Description of the programme
A2Dominion has run the DOSH (Debts, Overdrafts and Savings Help) programme in Ealing since 2013. Through the Money Advice Service’s, (MAS), What Works Fund, (WWF), the programme was expanded to Oxford and Spelthorne. DOSH activities include one-to-one bespoke therapeutic mentoring to help individuals manage their finances. This was combined with a new financial capability application called Ask David, through the WWF.
The programme targeted people who are struggling to manage their money and sought to increase their confidence and ability to manage and take control of their finances. Ultimately DOSH aimed to assess and improve wellbeing, resilience and financial management skills, drawing on support from local voluntary and community sector organisations. Almost 900 people were involved in the programme during the WWF phase.
The evaluation of the WWF DOSH programme aimed to answer the following research question:
Is digital support, therapeutic mentoring, or a combination of these elements more effective in improving the financial capability of A2Dominion residents?
The research included three elements:
Outcome evaluation consisting of a pre/post matched survey of project participants (n=34) and a control group (n=24), and matched pre/post qualitative interviews with participants (n=12), carried out from August 2017 to March 2018.
Process evaluation focusing on the delivery and success of the programme. This aspect of the evaluation was carried out throughout the WWF period.
Economic evaluation measuring the social return on investment (SROI) of the programme, using the Housing Association Charitable Trust’s (HACT) social impact measurement tool.
- Therapeutic mentoring was crucial in improving the financial capability of DOSH participants. A few people found the support inconsistent in the later stage of the programme, but most were satisfied with the personalised therapeutic mentoring.
- The Ask David financial app was rolled out while the evaluation was being undertaken and had limited use. Qualitative data suggested it could be used alongside other interventions.
- DOSH participants improved their financial capability, particularly around paying bills and credit commitments on time; and reported increased confidence in budgeting and financial management. Participants also reported greater financial knowledge and increased wellbeing following the intervention. People taking part also learnt about new services, increased their awareness of available benefits and changes.
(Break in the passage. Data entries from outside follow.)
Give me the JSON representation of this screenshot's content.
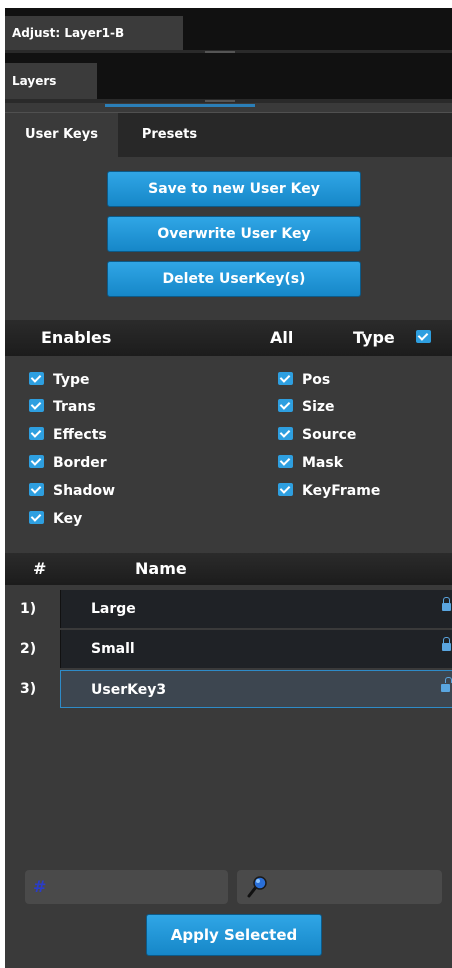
{
  "window": {
    "tab_label": "Adjust: Layer1-B"
  },
  "layers": {
    "tab_label": "Layers"
  },
  "tabs": [
    {
      "label": "User Keys",
      "active": true
    },
    {
      "label": "Presets",
      "active": false
    }
  ],
  "actions": {
    "save_label": "Save to new User Key",
    "overwrite_label": "Overwrite User Key",
    "delete_label": "Delete UserKey(s)"
  },
  "enables": {
    "header": "Enables",
    "all_label": "All",
    "type_label": "Type",
    "type_checked": true,
    "left": [
      {
        "label": "Type",
        "checked": true
      },
      {
        "label": "Trans",
        "checked": true
      },
      {
        "label": "Effects",
        "checked": true
      },
      {
        "label": "Border",
        "checked": true
      },
      {
        "label": "Shadow",
        "checked": true
      },
      {
        "label": "Key",
        "checked": true
      }
    ],
    "right": [
      {
        "label": "Pos",
        "checked": true
      },
      {
        "label": "Size",
        "checked": true
      },
      {
        "label": "Source",
        "checked": true
      },
      {
        "label": "Mask",
        "checked": true
      },
      {
        "label": "KeyFrame",
        "checked": true
      }
    ]
  },
  "list": {
    "col_num": "#",
    "col_name": "Name",
    "rows": [
      {
        "num": "1)",
        "name": "Large",
        "locked": true
      },
      {
        "num": "2)",
        "name": "Small",
        "locked": true
      },
      {
        "num": "3)",
        "name": "UserKey3",
        "locked": false,
        "selected": true
      }
    ]
  },
  "footer": {
    "number_glyph": "#",
    "search_icon": "magnifier-icon",
    "apply_label": "Apply Selected"
  },
  "colors": {
    "accent": "#1f95d8",
    "panel": "#3a3a3a"
  }
}
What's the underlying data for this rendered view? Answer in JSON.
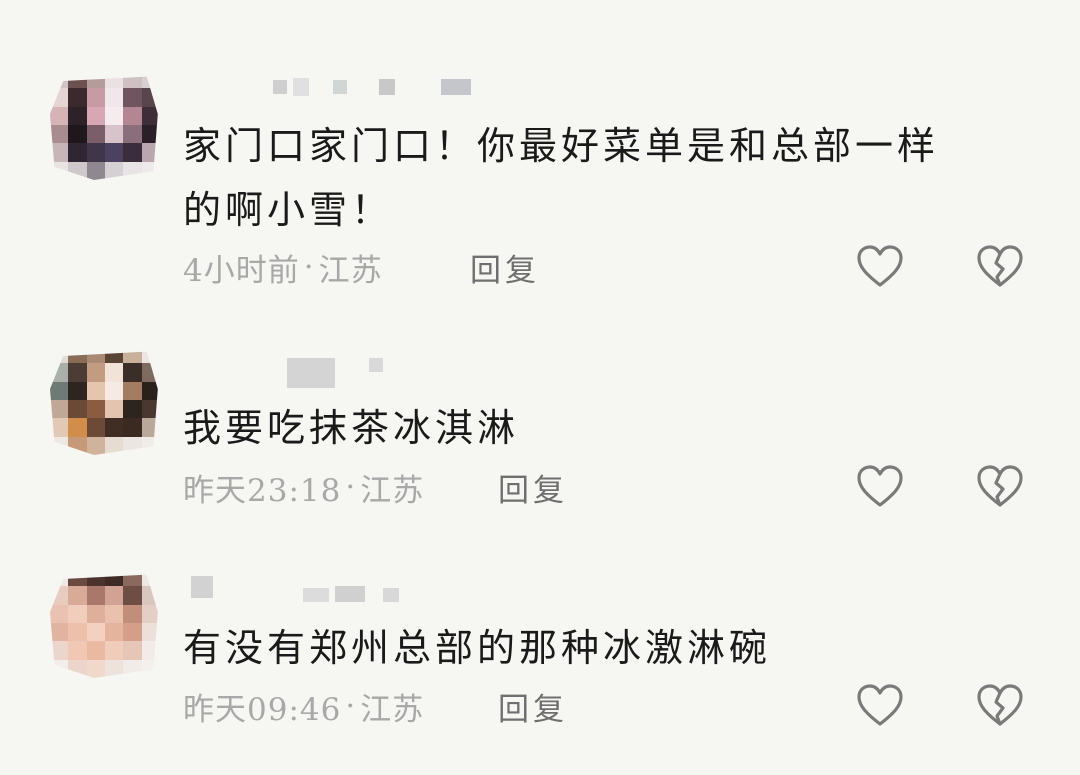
{
  "comments": [
    {
      "text_line1": "家门口家门口！你最好菜单是和总部一样",
      "text_line2": "的啊小雪！",
      "time": "4小时前",
      "location": "江苏",
      "reply_label": "回复",
      "like_icon": "heart-outline-icon",
      "dislike_icon": "broken-heart-icon"
    },
    {
      "text_line1": "我要吃抹茶冰淇淋",
      "time": "昨天23:18",
      "location": "江苏",
      "reply_label": "回复",
      "like_icon": "heart-outline-icon",
      "dislike_icon": "broken-heart-icon"
    },
    {
      "text_line1": "有没有郑州总部的那种冰激淋碗",
      "time": "昨天09:46",
      "location": "江苏",
      "reply_label": "回复",
      "like_icon": "heart-outline-icon",
      "dislike_icon": "broken-heart-icon"
    }
  ],
  "meta_separator": "·",
  "colors": {
    "background": "#f6f6f3",
    "text": "#1a1a1a",
    "meta": "#a8a8a8",
    "icon": "#7a7a7a"
  }
}
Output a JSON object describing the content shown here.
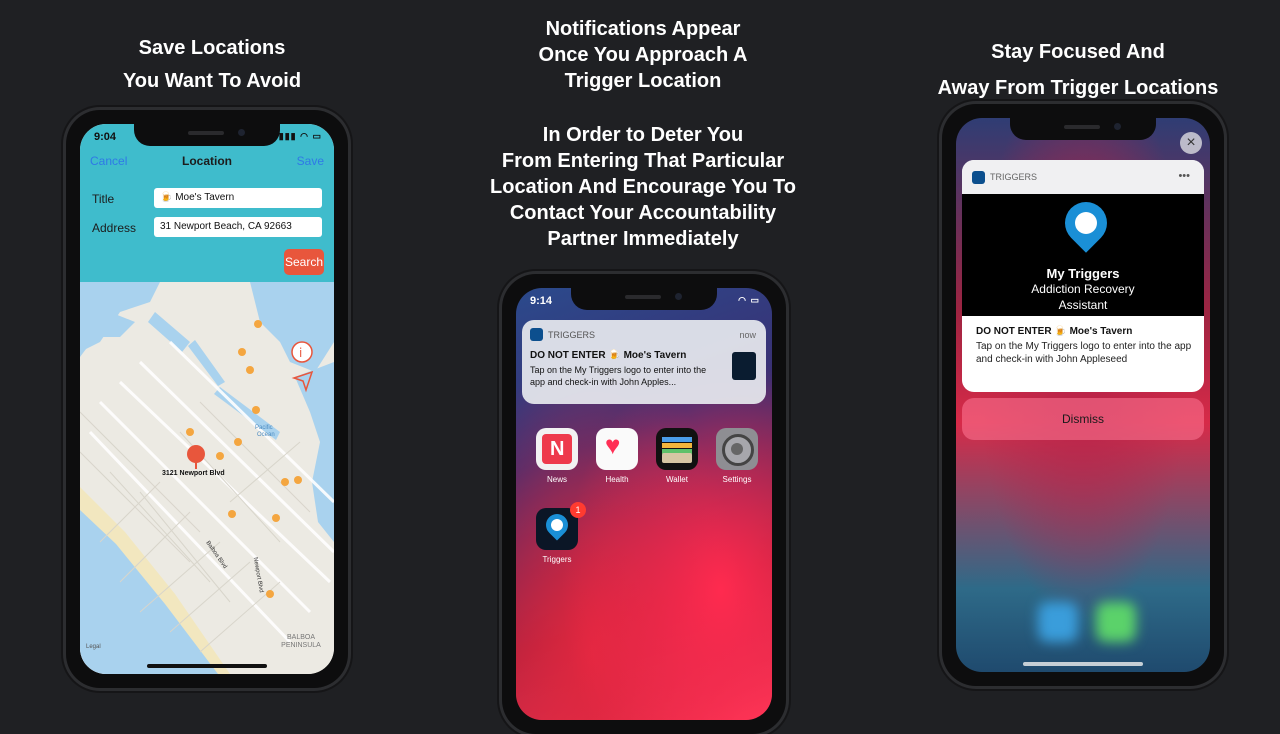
{
  "captions": {
    "left": [
      "Save Locations",
      "You Want To Avoid"
    ],
    "middle_top": [
      "Notifications Appear",
      "Once You Approach A",
      "Trigger Location"
    ],
    "middle_bottom": [
      "In Order to Deter You",
      "From Entering That Particular",
      "Location And Encourage You To",
      "Contact Your Accountability",
      "Partner Immediately"
    ],
    "right": [
      "Stay Focused And",
      "Away From Trigger Locations"
    ]
  },
  "phone1": {
    "time": "9:04",
    "nav": {
      "cancel": "Cancel",
      "title": "Location",
      "save": "Save"
    },
    "title_label": "Title",
    "title_value": "🍺 Moe's Tavern",
    "address_label": "Address",
    "address_value": "31  Newport Beach, CA 92663",
    "search_button": "Search",
    "map_pin_label": "3121 Newport Blvd",
    "map_labels": [
      "Pacific Ocean",
      "BALBOA PENINSULA",
      "Newport Blvd",
      "Balboa Blvd",
      "Pacific",
      "Ocean",
      "Legal"
    ]
  },
  "phone2": {
    "time": "9:14",
    "notification": {
      "app": "TRIGGERS",
      "when": "now",
      "title": "DO NOT ENTER 🍺 Moe's Tavern",
      "body": "Tap on the My Triggers logo to enter into the app and check-in with John Apples..."
    },
    "apps": [
      {
        "label": "News"
      },
      {
        "label": "Health"
      },
      {
        "label": "Wallet"
      },
      {
        "label": "Settings"
      },
      {
        "label": "Triggers",
        "badge": "1"
      }
    ]
  },
  "phone3": {
    "notification": {
      "app": "TRIGGERS",
      "menu": "•••",
      "brand_title": "My Triggers",
      "brand_sub1": "Addiction Recovery",
      "brand_sub2": "Assistant",
      "title": "DO NOT ENTER 🍺 Moe's Tavern",
      "body": "Tap on the My Triggers logo to enter into the app and check-in with John Appleseed"
    },
    "dismiss": "Dismiss",
    "close": "×"
  },
  "colors": {
    "background": "#1f2023",
    "teal": "#3fbccc",
    "search": "#e8563c",
    "brand_blue": "#1a8fd6"
  }
}
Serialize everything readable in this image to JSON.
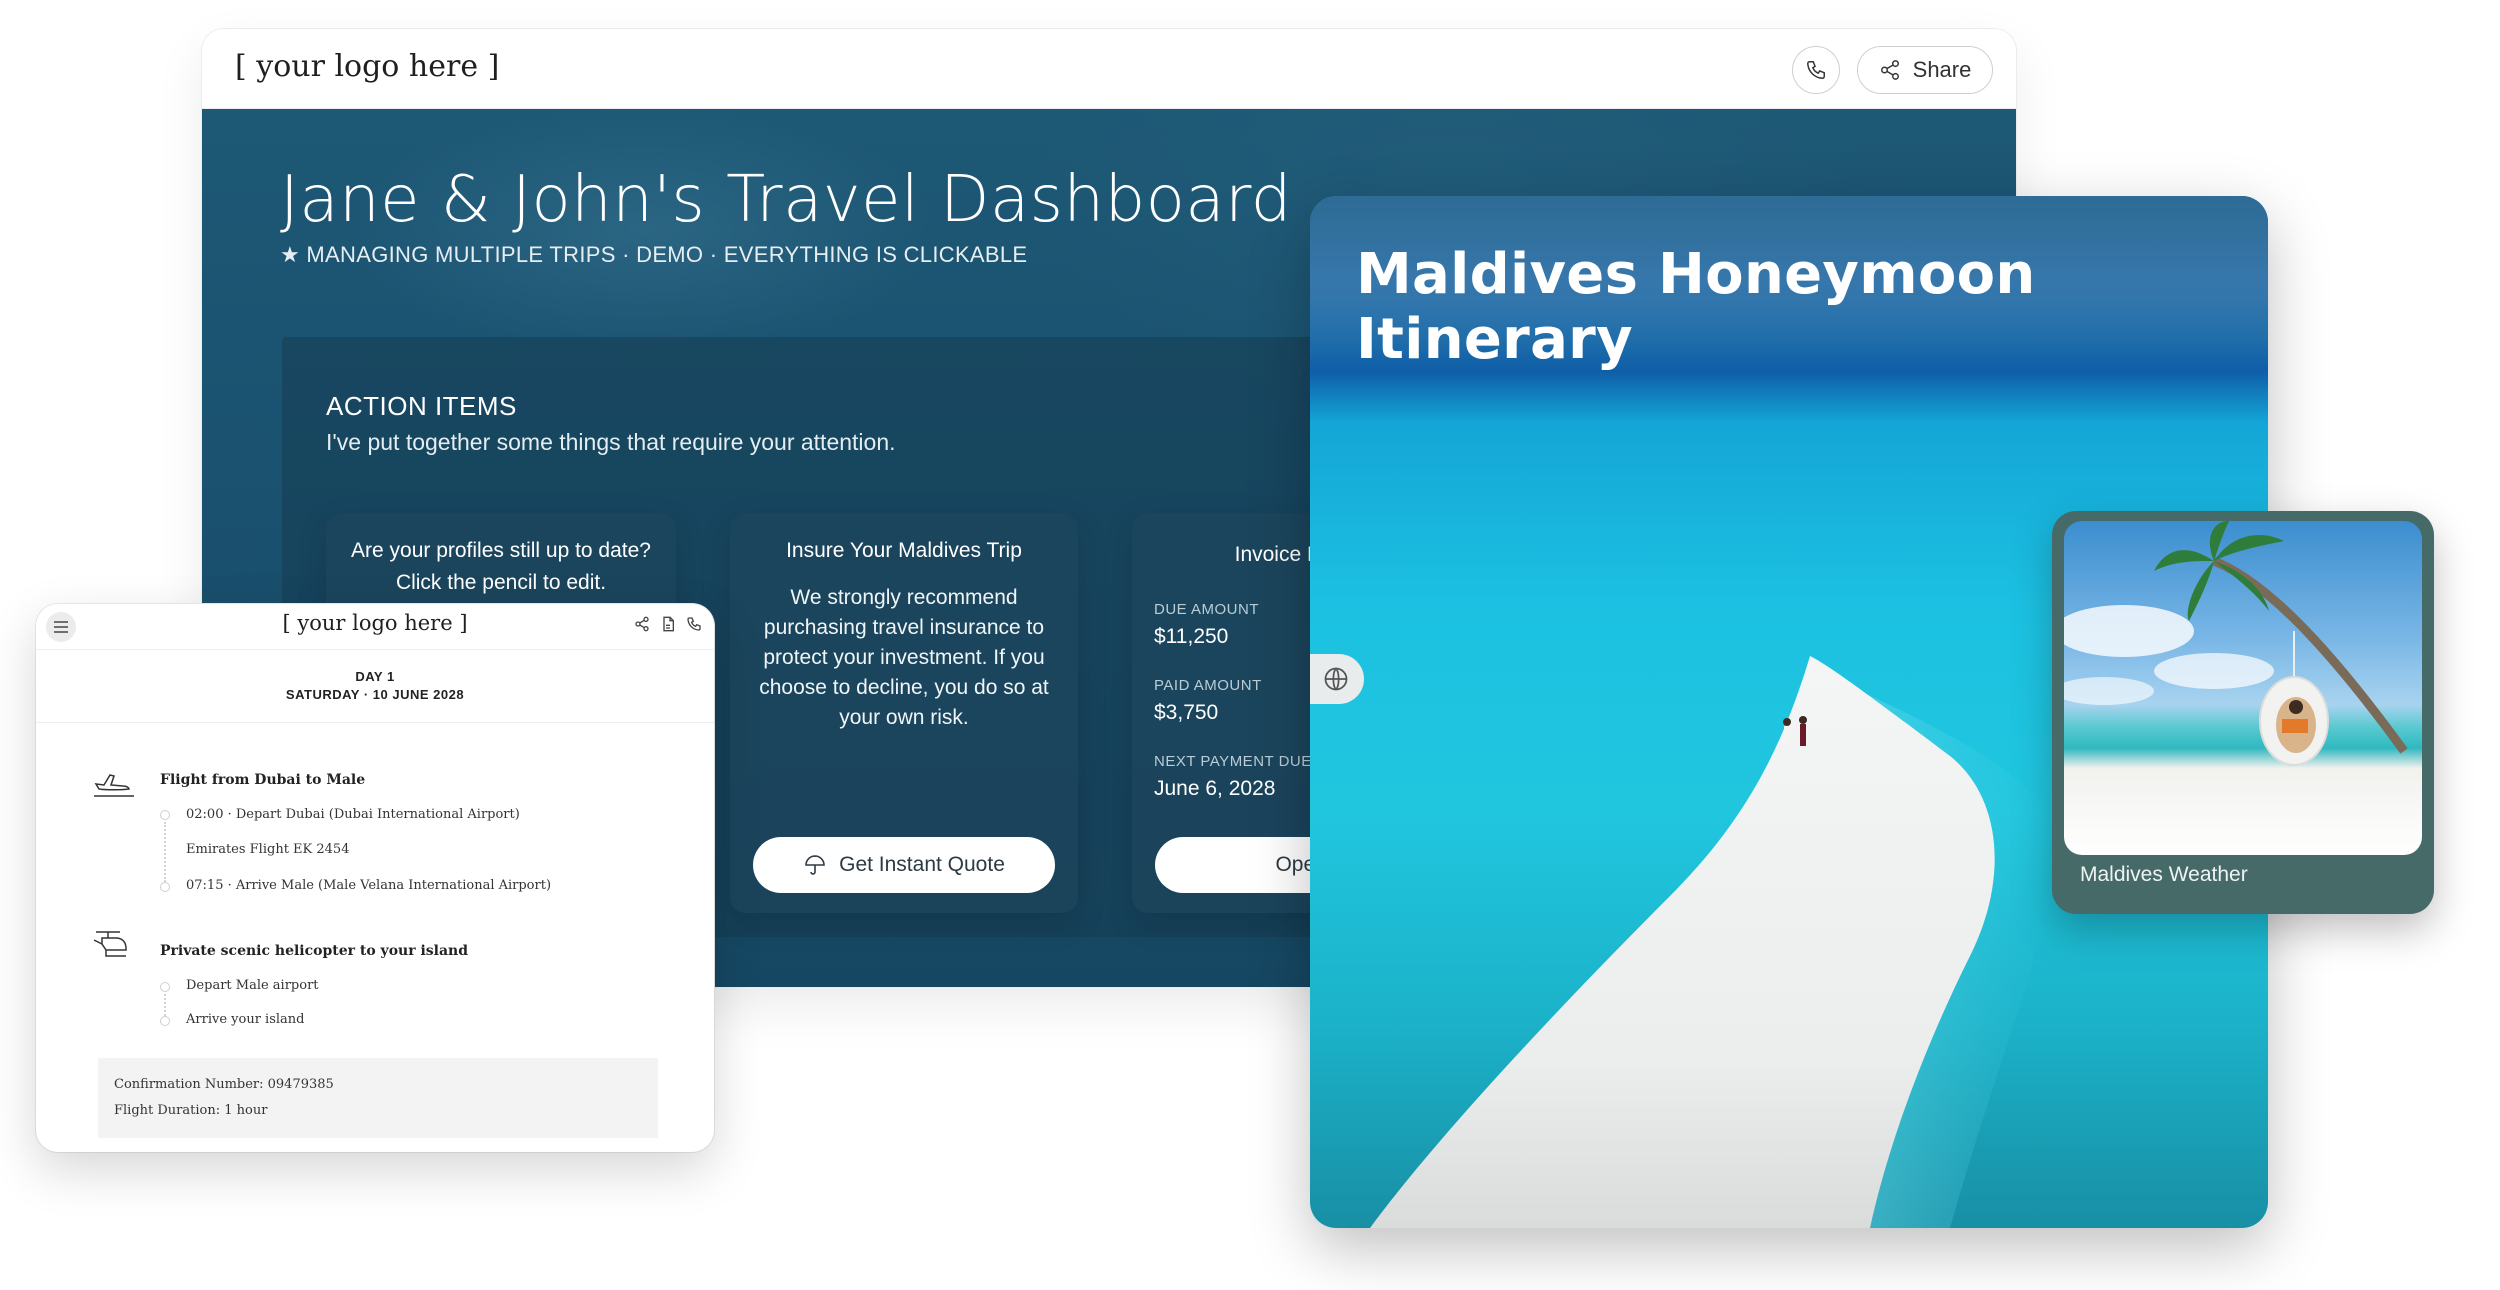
{
  "dashboard": {
    "logo": "[ your logo here ]",
    "share_label": "Share",
    "title": "Jane & John's Travel Dashboard",
    "subtitle": "★ MANAGING MULTIPLE TRIPS · DEMO · EVERYTHING IS CLICKABLE",
    "action_items": {
      "title": "ACTION ITEMS",
      "description": "I've put together some things that require your attention.",
      "cards": [
        {
          "heading": "Are your profiles still up to date? Click the pencil to edit."
        },
        {
          "heading": "Insure Your Maldives Trip",
          "body": "We strongly recommend purchasing travel insurance to protect your investment. If you choose to decline, you do so at your own risk.",
          "button": "Get Instant Quote"
        },
        {
          "heading": "Invoice For You",
          "due_label": "DUE AMOUNT",
          "due_value": "$11,250",
          "paid_label": "PAID AMOUNT",
          "paid_value": "$3,750",
          "next_label": "NEXT PAYMENT DUE",
          "next_value": "June 6, 2028",
          "button": "Open I"
        }
      ]
    }
  },
  "itinerary": {
    "logo": "[ your logo here ]",
    "day_label": "DAY 1",
    "day_date": "SATURDAY · 10 JUNE 2028",
    "segments": [
      {
        "icon": "plane-icon",
        "title": "Flight from Dubai to Male",
        "lines": [
          "02:00 · Depart Dubai (Dubai International Airport)",
          "Emirates Flight EK 2454",
          "07:15 · Arrive Male (Male Velana International Airport)"
        ]
      },
      {
        "icon": "helicopter-icon",
        "title": "Private scenic helicopter to your island",
        "lines": [
          "Depart Male airport",
          "Arrive your island"
        ]
      }
    ],
    "confirmation": "Confirmation Number: 09479385",
    "duration": "Flight Duration: 1 hour"
  },
  "maldives": {
    "title": "Maldives Honeymoon Itinerary"
  },
  "weather": {
    "label": "Maldives Weather"
  },
  "colors": {
    "hero_blue": "#1a5270",
    "weather_card": "#466a68",
    "sea_turquoise": "#1cc1e2"
  }
}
They also received one-to-one support with CV writing, job searches and training.
- The main reasons participants gave for joining the DOSH programmes were to improve their financial situation and to ‘get back on track’ with their lives.
- A numbers of engagement routes were identified for the programme: 169 participants were referred internally via Tenancy Support Officers; 125 were referred through Advice Plus; 375 were engaged through Brief Interventions and 131 completed a mentoring programme. Additionally, the Ask David app recorded 1,419 hits, 174 active users and 80 live conversations.
- DOSH’s economic evaluation used HACT’s Social Value Tool and Wellbeing Valuation approach. It revealed that for every £1 spent, the estimated social value of the outcomes generated was £35.The programme cost £276,500 and the SROI was £2,281,000.
Points to consider
- The outcome evaluation survey sample size was quite small, owing to drop-off between the pre- and post- questionnaire (75% in the intervention group and 52% in the control group). Drop-off was larger than expected, and attributed to the high level of needs of the client group, contact telephone numbers changing, and participants not completing the programme.
- The surveys and qualitative interviews included only one respondent aged 16-24, and therefore results are not reflective of the experiences of this age group.
- The delayed roll-out of the Ask David financial app reduced the time available for mentors to encourage DOSH participants to use it. This affected the end of intervention survey, as questions about the app were less relevant.
- The findings could be used by other housing associations to inform the development of provision. However the small sample sizes mean caution should be used in interpreting the results.